Currently, 70 percent of the world’s airspace is without real-time surveillance because of rough terrain, deserts or vast oceans. The technology on the new satellites makes airplanes trackable over the entire Earth, including those black zones.
No one can currently pinpoint a plane in those areas — even on a flight over the Atlantic from the United States to Europe — except the pilot and the passengers. “You look at the screen on the back of the seat and you see the map and you recognize where you are. But air traffic control [only] knows roughly where you are,” said Don Thoma, CEO of Aireon, the company that developed the system inside the payload.
The new technology would eliminate incidents like the aftermath of Malaysia Airlines Flight MH370. The plane disappeared over the ocean nearly three years ago while flying from Kuala Lumpur, Malaysia, to Beijing, China. The body of the plane and the remains of the 239 people on board have not been found, despite an extensive underwater search of the Indian Ocean. Only a piece of debris was discovered off Reunion Island.
Prior to that in 2009, Air France 447 crashed into the Atlantic Ocean while flying from Rio de Janeiro to Paris. The flight recorders were not recovered until two years later.
The more recent mystery surrounding MH370 prompted the industry to re-examine airplane tracking standards. National and international aviation agencies have implemented rules and recommendations to make real-time tracking possible.
Currently, U.S. pilots report their positions every 15 minutes. Internationally, pilots will be required to do that by the end of next year.
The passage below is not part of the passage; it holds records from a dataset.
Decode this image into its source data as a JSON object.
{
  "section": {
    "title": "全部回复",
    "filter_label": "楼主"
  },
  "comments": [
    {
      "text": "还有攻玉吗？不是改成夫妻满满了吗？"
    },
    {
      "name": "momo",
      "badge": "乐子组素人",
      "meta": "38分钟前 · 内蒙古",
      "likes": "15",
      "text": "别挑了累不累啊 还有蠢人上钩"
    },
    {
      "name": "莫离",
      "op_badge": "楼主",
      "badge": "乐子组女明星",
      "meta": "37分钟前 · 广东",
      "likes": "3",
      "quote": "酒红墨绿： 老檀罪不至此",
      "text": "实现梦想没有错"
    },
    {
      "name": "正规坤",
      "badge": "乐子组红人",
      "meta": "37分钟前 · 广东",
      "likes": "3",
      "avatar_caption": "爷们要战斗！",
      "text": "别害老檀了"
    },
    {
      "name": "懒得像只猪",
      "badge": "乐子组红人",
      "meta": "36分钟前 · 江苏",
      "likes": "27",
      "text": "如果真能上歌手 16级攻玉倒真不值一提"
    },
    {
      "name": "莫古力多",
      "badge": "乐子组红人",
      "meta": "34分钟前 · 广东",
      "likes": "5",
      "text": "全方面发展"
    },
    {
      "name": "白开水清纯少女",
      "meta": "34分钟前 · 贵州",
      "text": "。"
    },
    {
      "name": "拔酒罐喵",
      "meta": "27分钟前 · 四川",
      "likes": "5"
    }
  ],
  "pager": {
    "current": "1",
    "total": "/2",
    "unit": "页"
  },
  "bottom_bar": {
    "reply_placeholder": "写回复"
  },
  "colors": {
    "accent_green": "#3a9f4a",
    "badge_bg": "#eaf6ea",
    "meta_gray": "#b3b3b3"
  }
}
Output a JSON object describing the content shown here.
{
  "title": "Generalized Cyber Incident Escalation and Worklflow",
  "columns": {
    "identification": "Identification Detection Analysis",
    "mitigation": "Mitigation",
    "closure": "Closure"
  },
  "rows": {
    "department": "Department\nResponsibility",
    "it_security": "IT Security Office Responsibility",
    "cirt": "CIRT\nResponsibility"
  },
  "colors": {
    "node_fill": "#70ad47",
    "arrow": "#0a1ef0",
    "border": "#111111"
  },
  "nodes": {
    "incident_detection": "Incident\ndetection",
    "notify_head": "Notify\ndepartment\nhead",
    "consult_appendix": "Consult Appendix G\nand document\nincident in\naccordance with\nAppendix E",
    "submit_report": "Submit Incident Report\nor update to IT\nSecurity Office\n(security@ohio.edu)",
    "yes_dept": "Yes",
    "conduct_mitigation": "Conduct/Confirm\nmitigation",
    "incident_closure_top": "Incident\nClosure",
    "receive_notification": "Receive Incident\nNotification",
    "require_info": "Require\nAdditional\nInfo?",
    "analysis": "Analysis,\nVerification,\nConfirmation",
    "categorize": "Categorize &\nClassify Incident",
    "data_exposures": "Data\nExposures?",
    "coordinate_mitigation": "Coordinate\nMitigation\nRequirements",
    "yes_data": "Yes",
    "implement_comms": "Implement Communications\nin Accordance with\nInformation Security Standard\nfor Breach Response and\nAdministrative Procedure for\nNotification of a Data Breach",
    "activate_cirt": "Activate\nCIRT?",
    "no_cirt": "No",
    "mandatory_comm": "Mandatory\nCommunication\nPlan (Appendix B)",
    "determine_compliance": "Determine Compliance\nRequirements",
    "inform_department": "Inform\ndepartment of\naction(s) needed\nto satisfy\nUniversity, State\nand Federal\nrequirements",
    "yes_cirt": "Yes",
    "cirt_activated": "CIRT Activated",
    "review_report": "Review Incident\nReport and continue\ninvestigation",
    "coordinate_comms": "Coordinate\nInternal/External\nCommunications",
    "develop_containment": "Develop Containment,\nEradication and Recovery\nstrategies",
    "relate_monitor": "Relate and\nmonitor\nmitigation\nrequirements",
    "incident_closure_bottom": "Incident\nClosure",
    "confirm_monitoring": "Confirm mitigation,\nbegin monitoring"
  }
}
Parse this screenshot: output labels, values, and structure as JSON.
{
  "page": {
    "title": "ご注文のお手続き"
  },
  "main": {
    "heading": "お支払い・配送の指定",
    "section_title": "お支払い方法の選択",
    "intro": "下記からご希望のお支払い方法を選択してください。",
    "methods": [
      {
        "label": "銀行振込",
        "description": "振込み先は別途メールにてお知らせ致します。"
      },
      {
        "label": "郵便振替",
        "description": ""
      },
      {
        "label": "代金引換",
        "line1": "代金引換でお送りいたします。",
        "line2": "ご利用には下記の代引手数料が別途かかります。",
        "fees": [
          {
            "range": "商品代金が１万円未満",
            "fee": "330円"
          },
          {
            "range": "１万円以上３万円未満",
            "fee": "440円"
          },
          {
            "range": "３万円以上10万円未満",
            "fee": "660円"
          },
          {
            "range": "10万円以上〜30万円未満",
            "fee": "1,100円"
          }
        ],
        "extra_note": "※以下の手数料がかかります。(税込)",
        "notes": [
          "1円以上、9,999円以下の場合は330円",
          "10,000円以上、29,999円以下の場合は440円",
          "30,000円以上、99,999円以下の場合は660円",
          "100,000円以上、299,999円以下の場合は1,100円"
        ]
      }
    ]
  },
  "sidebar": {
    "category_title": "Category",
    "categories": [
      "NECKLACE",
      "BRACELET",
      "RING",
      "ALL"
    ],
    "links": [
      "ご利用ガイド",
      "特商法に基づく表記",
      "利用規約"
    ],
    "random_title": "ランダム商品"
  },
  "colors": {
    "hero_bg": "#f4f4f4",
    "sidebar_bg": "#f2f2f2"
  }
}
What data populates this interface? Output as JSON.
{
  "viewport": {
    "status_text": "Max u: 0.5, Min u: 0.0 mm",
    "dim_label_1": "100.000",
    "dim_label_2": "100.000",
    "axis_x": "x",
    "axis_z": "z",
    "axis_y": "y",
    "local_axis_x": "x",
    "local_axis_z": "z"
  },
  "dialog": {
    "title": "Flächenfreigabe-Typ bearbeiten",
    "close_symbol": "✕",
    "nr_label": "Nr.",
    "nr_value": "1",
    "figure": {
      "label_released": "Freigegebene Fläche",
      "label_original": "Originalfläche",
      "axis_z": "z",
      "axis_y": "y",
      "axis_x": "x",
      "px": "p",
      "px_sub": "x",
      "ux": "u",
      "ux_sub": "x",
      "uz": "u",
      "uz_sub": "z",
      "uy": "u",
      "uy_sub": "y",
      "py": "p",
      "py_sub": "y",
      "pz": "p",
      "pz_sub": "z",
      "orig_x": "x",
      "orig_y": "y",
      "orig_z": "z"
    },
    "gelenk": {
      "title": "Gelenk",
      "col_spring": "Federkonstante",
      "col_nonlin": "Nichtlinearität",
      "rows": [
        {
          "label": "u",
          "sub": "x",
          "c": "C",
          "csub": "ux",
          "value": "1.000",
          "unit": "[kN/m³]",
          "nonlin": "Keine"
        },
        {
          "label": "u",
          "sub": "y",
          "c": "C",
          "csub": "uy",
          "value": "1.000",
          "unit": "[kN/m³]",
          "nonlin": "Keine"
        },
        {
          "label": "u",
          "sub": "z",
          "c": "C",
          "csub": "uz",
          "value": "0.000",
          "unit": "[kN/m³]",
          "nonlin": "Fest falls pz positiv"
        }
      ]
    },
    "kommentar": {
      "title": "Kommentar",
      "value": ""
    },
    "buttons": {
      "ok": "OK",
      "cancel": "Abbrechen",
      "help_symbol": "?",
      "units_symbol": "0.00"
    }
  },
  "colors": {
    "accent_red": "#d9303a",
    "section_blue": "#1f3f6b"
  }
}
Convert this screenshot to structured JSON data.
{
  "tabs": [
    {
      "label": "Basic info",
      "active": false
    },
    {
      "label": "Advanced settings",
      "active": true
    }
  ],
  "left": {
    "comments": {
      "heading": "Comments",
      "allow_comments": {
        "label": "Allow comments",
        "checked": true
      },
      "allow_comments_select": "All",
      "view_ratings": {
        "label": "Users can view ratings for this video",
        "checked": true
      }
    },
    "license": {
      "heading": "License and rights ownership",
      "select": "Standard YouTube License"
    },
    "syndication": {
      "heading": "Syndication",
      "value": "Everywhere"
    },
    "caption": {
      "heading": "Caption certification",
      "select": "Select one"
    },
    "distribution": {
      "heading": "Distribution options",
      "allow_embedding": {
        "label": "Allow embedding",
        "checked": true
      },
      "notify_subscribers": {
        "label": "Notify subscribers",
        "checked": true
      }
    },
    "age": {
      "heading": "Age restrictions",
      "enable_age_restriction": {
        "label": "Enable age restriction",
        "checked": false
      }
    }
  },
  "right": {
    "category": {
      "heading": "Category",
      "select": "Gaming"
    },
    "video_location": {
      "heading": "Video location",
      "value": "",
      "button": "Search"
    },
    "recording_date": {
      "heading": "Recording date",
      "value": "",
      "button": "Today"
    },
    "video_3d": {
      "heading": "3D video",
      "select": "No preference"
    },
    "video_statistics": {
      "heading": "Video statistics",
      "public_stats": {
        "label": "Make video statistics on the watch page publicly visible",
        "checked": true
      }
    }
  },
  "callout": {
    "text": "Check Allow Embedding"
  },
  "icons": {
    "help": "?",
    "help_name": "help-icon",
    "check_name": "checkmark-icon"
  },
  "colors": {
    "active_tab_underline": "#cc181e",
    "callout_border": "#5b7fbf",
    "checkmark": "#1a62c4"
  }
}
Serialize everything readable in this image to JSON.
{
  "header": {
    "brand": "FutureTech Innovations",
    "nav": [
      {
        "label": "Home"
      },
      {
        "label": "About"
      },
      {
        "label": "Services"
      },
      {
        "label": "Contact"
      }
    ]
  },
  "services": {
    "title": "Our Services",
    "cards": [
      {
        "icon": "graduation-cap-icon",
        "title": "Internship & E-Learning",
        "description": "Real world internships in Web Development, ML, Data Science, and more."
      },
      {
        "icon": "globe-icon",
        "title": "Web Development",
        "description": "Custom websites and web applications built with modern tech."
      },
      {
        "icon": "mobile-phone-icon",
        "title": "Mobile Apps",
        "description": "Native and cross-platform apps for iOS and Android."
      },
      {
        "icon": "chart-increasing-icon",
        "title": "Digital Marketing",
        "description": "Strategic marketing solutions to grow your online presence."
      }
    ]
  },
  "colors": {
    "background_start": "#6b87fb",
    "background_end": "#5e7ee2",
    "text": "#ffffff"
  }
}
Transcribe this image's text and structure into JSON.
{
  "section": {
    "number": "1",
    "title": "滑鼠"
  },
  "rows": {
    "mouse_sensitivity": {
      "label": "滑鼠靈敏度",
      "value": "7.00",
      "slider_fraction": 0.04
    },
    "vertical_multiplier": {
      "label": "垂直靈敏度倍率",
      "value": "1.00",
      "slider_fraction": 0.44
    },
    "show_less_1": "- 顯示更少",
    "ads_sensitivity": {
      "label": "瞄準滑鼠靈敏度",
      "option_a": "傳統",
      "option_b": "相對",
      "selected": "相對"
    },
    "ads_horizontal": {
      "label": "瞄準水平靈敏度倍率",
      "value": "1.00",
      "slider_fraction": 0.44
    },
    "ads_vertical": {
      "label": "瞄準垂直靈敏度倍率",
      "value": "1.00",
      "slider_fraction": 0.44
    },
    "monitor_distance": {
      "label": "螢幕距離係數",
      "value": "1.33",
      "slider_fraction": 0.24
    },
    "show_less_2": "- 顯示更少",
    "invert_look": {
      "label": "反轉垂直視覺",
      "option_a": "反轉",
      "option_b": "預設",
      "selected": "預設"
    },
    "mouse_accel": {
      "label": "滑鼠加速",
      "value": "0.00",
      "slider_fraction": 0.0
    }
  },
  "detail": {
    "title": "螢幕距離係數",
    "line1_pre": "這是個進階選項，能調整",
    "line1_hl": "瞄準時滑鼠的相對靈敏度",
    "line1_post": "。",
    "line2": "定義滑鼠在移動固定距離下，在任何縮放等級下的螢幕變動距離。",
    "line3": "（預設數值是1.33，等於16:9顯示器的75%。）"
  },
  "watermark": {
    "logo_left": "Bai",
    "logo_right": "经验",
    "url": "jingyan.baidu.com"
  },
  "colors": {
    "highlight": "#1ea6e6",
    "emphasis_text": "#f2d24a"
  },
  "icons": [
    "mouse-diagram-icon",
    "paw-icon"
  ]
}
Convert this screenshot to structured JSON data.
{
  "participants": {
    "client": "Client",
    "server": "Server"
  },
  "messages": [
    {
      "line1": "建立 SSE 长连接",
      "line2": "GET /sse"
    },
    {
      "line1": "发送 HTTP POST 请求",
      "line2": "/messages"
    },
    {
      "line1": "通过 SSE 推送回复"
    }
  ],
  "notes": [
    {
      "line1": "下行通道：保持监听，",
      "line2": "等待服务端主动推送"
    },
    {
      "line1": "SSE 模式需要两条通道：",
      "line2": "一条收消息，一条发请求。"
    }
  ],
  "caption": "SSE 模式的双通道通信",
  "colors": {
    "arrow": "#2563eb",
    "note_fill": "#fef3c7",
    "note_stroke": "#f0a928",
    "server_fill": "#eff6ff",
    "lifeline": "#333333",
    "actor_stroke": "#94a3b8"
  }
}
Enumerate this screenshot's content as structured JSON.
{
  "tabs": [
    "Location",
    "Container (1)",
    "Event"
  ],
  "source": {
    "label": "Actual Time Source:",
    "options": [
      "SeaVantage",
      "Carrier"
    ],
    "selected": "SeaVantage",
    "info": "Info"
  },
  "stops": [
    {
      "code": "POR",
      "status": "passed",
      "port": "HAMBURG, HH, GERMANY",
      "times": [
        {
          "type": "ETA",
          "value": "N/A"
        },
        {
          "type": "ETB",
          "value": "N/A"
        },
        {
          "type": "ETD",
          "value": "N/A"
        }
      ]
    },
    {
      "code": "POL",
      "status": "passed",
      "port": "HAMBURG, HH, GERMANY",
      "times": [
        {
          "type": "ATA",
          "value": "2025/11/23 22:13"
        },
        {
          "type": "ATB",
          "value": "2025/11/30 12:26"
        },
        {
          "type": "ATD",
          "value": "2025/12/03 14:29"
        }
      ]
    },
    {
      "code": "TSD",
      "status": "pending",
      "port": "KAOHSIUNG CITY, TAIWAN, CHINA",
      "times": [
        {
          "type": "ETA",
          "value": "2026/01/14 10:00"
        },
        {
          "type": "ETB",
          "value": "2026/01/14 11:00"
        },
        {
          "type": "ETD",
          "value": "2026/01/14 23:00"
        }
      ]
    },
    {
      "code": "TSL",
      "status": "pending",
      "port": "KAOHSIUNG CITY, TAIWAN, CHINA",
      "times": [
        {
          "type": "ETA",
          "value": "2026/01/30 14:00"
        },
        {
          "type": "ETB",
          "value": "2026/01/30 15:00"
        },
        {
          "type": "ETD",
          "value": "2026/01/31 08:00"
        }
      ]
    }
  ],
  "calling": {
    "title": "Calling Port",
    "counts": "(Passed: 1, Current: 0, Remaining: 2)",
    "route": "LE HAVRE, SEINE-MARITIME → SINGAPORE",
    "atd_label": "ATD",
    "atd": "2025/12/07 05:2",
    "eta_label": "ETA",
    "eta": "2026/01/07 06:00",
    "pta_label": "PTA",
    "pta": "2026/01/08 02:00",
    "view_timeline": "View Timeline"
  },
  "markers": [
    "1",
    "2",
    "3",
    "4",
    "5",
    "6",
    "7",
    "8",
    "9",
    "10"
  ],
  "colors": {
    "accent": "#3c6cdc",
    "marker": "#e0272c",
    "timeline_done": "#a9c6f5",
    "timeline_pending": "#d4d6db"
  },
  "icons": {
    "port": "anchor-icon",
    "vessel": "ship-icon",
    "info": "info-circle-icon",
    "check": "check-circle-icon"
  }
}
A new rule, eased in by 2021 by the United Nations’ International Civil Aviation Organization (ICAO), makes it mandatory for planes under distress to transmit a location report every minute.